Maritime expeditions lead by Basques continued throughout the 16th, 17th, and 18th centuries and resulted in the establishment of new east-west trade routes and detailed explorations of the California coastline. Influential Jesuit missions were founded in Baja California beginning in 1699, a majority of native inhabitants were converted to Christianity, and by 1769, sea and land expeditions led to the establishment of four presidios (forts), and 21 missions in Alta California. Some of these sites eventually evolved into the state’s major cities, including San Diego, Santa Barbara, San Jose and San Francisco with Basques playing key roles as explorers, missionaries, presidio commanders and governors.

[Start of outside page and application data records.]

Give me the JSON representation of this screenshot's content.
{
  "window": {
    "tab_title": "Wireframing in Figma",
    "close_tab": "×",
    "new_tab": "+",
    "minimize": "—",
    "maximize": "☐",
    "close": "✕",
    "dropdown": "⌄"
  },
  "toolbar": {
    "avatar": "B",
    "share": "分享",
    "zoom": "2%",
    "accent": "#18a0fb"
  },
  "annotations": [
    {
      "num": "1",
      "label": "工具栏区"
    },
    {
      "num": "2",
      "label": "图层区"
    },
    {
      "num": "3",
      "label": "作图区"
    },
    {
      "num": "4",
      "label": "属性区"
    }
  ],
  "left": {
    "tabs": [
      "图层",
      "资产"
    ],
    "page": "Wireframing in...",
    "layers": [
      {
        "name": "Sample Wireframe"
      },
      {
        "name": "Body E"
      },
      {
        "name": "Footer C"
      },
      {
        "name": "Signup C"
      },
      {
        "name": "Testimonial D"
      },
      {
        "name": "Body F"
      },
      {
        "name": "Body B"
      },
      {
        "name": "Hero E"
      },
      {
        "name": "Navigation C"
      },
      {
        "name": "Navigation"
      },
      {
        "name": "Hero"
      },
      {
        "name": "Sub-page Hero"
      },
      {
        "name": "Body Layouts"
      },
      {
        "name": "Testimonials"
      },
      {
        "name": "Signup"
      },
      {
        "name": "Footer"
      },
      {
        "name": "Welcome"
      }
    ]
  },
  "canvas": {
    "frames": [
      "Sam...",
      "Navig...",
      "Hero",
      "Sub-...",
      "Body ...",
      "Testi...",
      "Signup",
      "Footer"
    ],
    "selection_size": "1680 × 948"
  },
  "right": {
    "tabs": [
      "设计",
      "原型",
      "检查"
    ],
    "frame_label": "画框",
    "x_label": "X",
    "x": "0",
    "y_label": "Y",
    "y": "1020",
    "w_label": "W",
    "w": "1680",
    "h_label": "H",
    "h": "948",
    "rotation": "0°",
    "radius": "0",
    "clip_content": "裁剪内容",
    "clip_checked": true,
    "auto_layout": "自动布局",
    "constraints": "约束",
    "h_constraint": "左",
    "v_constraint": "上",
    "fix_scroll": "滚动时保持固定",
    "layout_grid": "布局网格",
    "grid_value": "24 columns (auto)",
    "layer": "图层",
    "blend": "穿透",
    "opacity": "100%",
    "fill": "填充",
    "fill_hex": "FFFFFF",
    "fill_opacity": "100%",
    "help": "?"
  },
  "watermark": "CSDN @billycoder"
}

The gold rush of 1849 first lured Basques to California who had previously immigrated to South America, along with other fortune-seekers from all over the world. They soon realized that livestock was a far more profitable business than searching for gold. In the late 1870s and the five decades that followed, Basques came to the area in increasing numbers and provided a strong foundation for the sheep, cattle and agricultural industry. Early Basque pioneers adapted to their new home and thrived in many occupations as livestock operators, boarding house owners, business and land owners, and as laborers in a variety of industries.